Title: EMBASSY VIEWS ON REGIONAL ANTI-TIP HARMONIZATION

IdentifierCreatedReleasedClassificationOrigin
03GUATEMALA4892003-02-24 22:18:00 2011-08-30 01:44:00 UNCLASSIFIED//FOR OFFICIAL USE ONLY Embassy Guatemala
This record is a partial extract of the original cable. The full text of the original cable is not available.
UNCLAS GUATEMALA 000489 
 
SIPDIS 
 
SENSITIVE 
 
DEPT FOR G/TIP 
 
E.O. 12958: N/A 
TAGS: PHUM PGOV PREL PREF ELAB SMIG SNAR KCRM KWMN GT
SUBJECT: EMBASSY VIEWS ON REGIONAL ANTI-TIP HARMONIZATION 
 
REF: STATE 32314 
 
¶1.  (SBU) Summary:  Embassy concurs that regional 
harmonization of anti-trafficking in persons legislation, as 
outlined in RefTel, would further U.S. interests in 
Guatemala.  Harmonized anti-TIP legislation is necessary to 
achieve greater regional cooperation to prevent and combat 
trafficking, and to protect the rights of victims.  The 
Regional Conference on Migration may be a useful forum in 
which to promote these efforts.  In Guatemala, prospects for 
passage of new anti-TIP legislation is complicated by 
election-year politics.  For this reason, regional 
discussions would be helpful in 2003, while legislative 
efforts are more likely to prosper in 2004. End Summary. 
 
¶2.  (SBU) The following responses are keyed to questions in 
RefTel para 4: 
 
a)  Willingness of key national legislators to introduce and 
promote harmonized anti-TIP legislation: 
 
-- National elections for President, Vice President, all 
Congressional deputies and all Mayors will be held in 
November 2003.  The official campaign period will open in 
May, but political jockeying has already begun, complicating 

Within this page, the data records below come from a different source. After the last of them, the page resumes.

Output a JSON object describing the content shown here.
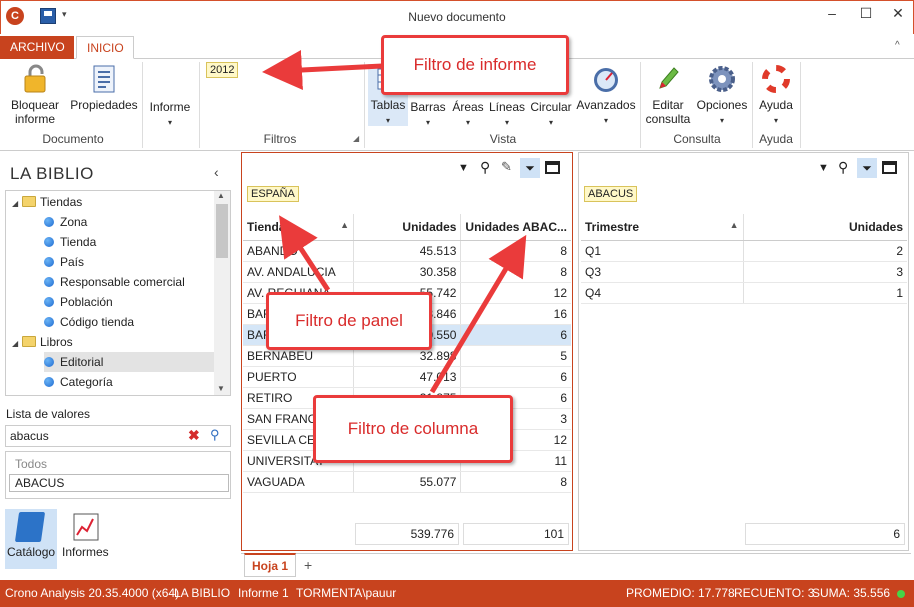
{
  "window": {
    "title": "Nuevo documento"
  },
  "tabs": {
    "archivo": "ARCHIVO",
    "inicio": "INICIO"
  },
  "ribbon": {
    "bloquear": [
      "Bloquear",
      "informe"
    ],
    "propiedades": "Propiedades",
    "documento": "Documento",
    "informe": "Informe",
    "filter_chip": "2012",
    "filtros": "Filtros",
    "tablas": "Tablas",
    "barras": "Barras",
    "areas": "Áreas",
    "lineas": "Líneas",
    "circular": "Circular",
    "avanzados": "Avanzados",
    "vista": "Vista",
    "editar": [
      "Editar",
      "consulta"
    ],
    "opciones": "Opciones",
    "consulta": "Consulta",
    "ayuda_btn": "Ayuda",
    "ayuda_group": "Ayuda"
  },
  "left": {
    "title": "LA BIBLIO",
    "tree": [
      {
        "label": "Tiendas",
        "type": "folder",
        "level": 0
      },
      {
        "label": "Zona",
        "type": "item",
        "level": 1
      },
      {
        "label": "Tienda",
        "type": "item",
        "level": 1
      },
      {
        "label": "País",
        "type": "item",
        "level": 1
      },
      {
        "label": "Responsable comercial",
        "type": "item",
        "level": 1
      },
      {
        "label": "Población",
        "type": "item",
        "level": 1
      },
      {
        "label": "Código tienda",
        "type": "item",
        "level": 1
      },
      {
        "label": "Libros",
        "type": "folder",
        "level": 0
      },
      {
        "label": "Editorial",
        "type": "item",
        "level": 1,
        "selected": true
      },
      {
        "label": "Categoría",
        "type": "item",
        "level": 1
      }
    ],
    "values_label": "Lista de valores",
    "search_value": "abacus",
    "values": [
      "Todos",
      "ABACUS"
    ],
    "catalogo": "Catálogo",
    "informes": "Informes"
  },
  "panel1": {
    "chip": "ESPAÑA",
    "headers": [
      "Tienda",
      "Unidades",
      "Unidades ABAC..."
    ],
    "rows": [
      [
        "ABANDO",
        "45.513",
        "8"
      ],
      [
        "AV. ANDALUCIA",
        "30.358",
        "8"
      ],
      [
        "AV. REGUIANA",
        "55.742",
        "12"
      ],
      [
        "BARAKALDO",
        "63.846",
        "16"
      ],
      [
        "BARCELONA",
        "50.550",
        "6"
      ],
      [
        "BERNABEU",
        "32.898",
        "5"
      ],
      [
        "PUERTO",
        "47.013",
        "6"
      ],
      [
        "RETIRO",
        "31.875",
        "6"
      ],
      [
        "SAN FRANCISCO",
        "",
        "3"
      ],
      [
        "SEVILLA CENTRO",
        "",
        "12"
      ],
      [
        "UNIVERSITAT",
        "",
        "11"
      ],
      [
        "VAGUADA",
        "55.077",
        "8"
      ]
    ],
    "totals": [
      "539.776",
      "101"
    ]
  },
  "panel2": {
    "chip": "ABACUS",
    "headers": [
      "Trimestre",
      "Unidades"
    ],
    "rows": [
      [
        "Q1",
        "2"
      ],
      [
        "Q3",
        "3"
      ],
      [
        "Q4",
        "1"
      ]
    ],
    "total": "6"
  },
  "bottom": {
    "sheet": "Hoja 1",
    "add": "+"
  },
  "status": {
    "app": "Crono Analysis 20.35.4000 (x64)",
    "biblio": "LA BIBLIO",
    "informe": "Informe 1",
    "user": "TORMENTA\\pauur",
    "promedio": "PROMEDIO: 17.778",
    "recuento": "RECUENTO: 3",
    "suma": "SUMA: 35.556"
  },
  "callouts": {
    "informe": "Filtro de informe",
    "panel": "Filtro de panel",
    "columna": "Filtro de columna"
  },
  "colors": {
    "accent": "#c8431e",
    "callout": "#ea3b3b",
    "chip": "#fff8c8"
  }
}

the passage of any legislation this year.  For this reason, 
prospects for passage of G/TIP harmonization legislation will 
be better in 2004.  Efforts to pass such legislation in 2003 
would depend on the willingness of the National Republican 
Front (FRG), which has a simple majority in Congress, to 
support it.  That willingness is not assured -- the GOG and 
FRG are smarting from the recent U.S. counter-narcotics 
decertification decision. 
 
b)  Openness of legislature and government to work with 
neighboring 
governments, NGOs, and IOs to achieve harmony of anti-TIP 
legislation: 
 
-- We believe the GOG and ruling FRG are open to regional 
cooperation in this area with other governments and 
international organizations.  In general, the 
GOG has more hesitation working with regional NGOs. 
 
c)  Prospects for passage of an harmonized anti-TIP bill: 
 
-- Prospects for passage of legislation in 2003 is fair.  We 
estimate that prospects for passage in the new Congress in 
2004, with substantial USG lobbying and support, would be 
good. 
 
d) impact of a legislative debate on TIP in Guatemala, 
regardless of passage: 
 
-- Congressional debate would raise awareness among 
legislators, but the issue could also be distorted (e.g. from 
TIP to USG interference) by some for political considerations 
related to the 2003 political campaign. 
MCFARLAND